When it comes to products, consumers don’t crave complexity.

When I ask my toddler what he wants for lunch, the answer isn’t complicated. Two pieces of white bread and a Kraft single and his grilled cheese lunch dreams are a reality. 

Why is it that this easy sandwich equation makes so much sense? Simply put: my toddler doesn’t crave complexity. And when it comes to craving products, consumers don’t either. 

According to branding agency Siegel+Gale, “simple is smart.” In their 2019 Simplicity Index, Siegel+Gale reviewed more than 800 global brands —  evaluating and ranking them on how simple or complex their products are perceived to be by 15,000 consumers.

The Simplicity Index touts that simple isn’t just a branding strategy. Simplicity pays. Of the consumers surveyed, 55% said they’d be willing to pay more for a simpler brand experience. And 64% of consumers said they’d be more likely to recommend a brand if it provided a simpler experience and communication.

So what were the simplest brands in the United States? Lyft came in at #1. Spotify, Amazon, Costco, and Subway round out the top five. Globally, the top three brands were Netflix, ALDI, and Google. 

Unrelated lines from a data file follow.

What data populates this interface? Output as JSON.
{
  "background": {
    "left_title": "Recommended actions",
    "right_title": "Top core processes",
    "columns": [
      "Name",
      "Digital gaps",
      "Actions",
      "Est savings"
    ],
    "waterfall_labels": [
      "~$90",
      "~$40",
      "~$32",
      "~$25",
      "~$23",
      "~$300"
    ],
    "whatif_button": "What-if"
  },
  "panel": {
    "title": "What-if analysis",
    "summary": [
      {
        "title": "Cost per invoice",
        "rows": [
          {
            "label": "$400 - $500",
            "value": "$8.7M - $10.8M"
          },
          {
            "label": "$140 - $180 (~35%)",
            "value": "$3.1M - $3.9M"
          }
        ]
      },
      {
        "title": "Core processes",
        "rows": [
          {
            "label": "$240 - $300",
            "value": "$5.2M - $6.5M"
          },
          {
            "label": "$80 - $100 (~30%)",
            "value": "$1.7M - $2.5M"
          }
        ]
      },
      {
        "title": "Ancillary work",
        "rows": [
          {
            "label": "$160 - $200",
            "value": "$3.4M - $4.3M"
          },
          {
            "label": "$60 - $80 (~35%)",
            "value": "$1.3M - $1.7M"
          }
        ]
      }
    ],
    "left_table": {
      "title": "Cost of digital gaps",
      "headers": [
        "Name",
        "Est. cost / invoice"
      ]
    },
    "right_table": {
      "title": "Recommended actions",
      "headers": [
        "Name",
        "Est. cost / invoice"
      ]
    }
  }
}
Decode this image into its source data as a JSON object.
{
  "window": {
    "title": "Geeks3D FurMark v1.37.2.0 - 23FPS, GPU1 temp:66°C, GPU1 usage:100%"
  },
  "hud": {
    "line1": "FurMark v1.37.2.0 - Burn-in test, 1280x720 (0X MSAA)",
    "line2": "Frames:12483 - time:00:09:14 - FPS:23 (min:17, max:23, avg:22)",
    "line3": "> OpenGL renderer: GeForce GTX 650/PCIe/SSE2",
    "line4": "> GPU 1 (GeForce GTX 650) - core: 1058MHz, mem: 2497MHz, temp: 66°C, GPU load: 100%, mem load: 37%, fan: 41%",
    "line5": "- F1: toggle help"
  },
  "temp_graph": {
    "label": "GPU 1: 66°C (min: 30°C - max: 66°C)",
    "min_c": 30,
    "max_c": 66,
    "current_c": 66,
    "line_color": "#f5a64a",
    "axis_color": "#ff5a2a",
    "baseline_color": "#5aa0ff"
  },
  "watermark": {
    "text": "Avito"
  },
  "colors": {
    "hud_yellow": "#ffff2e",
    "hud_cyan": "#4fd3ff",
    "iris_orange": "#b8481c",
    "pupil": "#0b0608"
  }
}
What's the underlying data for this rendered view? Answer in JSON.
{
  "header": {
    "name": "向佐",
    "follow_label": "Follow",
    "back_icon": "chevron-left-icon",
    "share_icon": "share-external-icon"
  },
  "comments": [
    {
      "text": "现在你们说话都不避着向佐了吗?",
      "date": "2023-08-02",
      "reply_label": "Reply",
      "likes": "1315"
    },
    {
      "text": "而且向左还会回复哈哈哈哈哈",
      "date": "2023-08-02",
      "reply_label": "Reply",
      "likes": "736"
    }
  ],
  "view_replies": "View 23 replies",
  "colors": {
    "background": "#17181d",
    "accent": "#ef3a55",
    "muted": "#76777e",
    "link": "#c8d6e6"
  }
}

What do these brands have in common? They excel at four key strategies:

  • empowering consumers to take control of their experience;
  •  reimagining complicated buying experiences to be practical and enjoyable;
  • understanding pain points and removing the pain (or at least, making them less painful); and 
  •  saving time.

Consider Netflix. As one consumer pointed out, “Netflix has a few simple plans for every kind of user with more content every year.” Netflix gives users control of a new experience and saves time by recommending new content based on previously viewed content. 

Can you get a simpler shopping experience than ALDI? Each ALDI store is laid out in a similar way, so you know where most products will be located before you even get inside. There are no frills, no fuss, and no excess in the ALDI experience.

Simplicity doesn’t happen by accident. It’s a calculated approach that requires companies to know who they are, and who they are not. Community banks often try to be everything to everyone. And consumers are learning that they can find better (simpler) banking experiences elsewhere. No longer are our only competitors the bank down the street or the national “big banks.” Rocket Mortgage, Chime, PayPal — these are our new competitors who promise a simpler experience.

Ask yourself:

  • Do you know your bank’s brand promise? Are you consistently delivering on that promise? 
  •  Do your customers identify with that promise? (If you asked them what your brand promise is, would it match what YOU think it is?)
  • Is it easy to bank with you? Are your accounts easy to navigate and financial tools easy to use?
  • Are you regularly considering pain points for customers and how to remove them?

Choosing simple takes work. But by removing complexity, we can give our customers the clarity they need to make decisions, and over time, increase customer loyalty by delivering a simpler customer experience.

Bruins is the new media marketing officer at Horicon Bank and a member of the 2021-2022 WBA Marketing Committee.

This column is published bi-monthly in Wisconsin Banker and is written by members of the WBA Marketing Committee.